**WORK ITEM**: Check each line of the records below and collect those holding "cleaner".

**RECORDED DATA**:
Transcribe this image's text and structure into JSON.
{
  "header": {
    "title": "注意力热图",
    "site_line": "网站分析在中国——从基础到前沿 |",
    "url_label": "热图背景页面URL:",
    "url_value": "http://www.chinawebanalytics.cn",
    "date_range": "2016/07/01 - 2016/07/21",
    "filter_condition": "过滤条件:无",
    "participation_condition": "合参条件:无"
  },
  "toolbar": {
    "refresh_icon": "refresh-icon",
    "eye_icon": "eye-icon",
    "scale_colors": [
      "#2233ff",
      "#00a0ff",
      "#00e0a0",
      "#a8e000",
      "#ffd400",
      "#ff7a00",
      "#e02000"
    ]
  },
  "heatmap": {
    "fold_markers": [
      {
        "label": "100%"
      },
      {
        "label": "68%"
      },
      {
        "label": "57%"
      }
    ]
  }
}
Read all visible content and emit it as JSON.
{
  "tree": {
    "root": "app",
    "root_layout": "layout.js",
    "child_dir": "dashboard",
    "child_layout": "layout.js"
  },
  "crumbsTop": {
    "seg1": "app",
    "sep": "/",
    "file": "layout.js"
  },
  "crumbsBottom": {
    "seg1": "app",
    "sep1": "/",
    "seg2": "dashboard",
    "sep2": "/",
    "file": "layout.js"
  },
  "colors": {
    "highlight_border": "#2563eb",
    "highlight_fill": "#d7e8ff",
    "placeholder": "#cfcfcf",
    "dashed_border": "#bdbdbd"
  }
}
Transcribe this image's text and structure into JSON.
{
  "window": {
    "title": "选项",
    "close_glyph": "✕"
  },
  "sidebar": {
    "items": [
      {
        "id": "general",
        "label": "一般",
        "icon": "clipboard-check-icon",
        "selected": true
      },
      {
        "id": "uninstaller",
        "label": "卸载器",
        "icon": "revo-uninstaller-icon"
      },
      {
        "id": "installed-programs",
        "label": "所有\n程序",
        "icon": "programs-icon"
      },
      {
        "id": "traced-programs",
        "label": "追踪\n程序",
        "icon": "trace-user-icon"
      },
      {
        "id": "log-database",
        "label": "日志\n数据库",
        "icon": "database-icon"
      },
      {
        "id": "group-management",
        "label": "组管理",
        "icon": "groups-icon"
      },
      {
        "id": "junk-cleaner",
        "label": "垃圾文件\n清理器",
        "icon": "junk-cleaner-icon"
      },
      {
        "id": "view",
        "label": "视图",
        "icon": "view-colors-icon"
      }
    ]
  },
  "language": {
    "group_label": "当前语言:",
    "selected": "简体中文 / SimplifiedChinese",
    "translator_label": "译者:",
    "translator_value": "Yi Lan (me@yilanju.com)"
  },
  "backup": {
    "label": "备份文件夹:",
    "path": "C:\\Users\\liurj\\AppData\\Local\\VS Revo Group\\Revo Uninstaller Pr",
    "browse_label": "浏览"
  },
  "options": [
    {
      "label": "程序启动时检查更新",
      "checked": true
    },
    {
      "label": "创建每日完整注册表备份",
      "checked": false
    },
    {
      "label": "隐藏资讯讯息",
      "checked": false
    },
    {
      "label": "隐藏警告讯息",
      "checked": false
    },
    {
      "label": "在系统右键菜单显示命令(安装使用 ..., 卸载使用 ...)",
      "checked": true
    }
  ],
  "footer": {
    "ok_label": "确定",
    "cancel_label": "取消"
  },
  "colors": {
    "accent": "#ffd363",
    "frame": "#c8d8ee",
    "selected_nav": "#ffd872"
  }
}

**TASK OUTPUT**:
        "id": "junk-cleaner",
        "icon": "junk-cleaner-icon"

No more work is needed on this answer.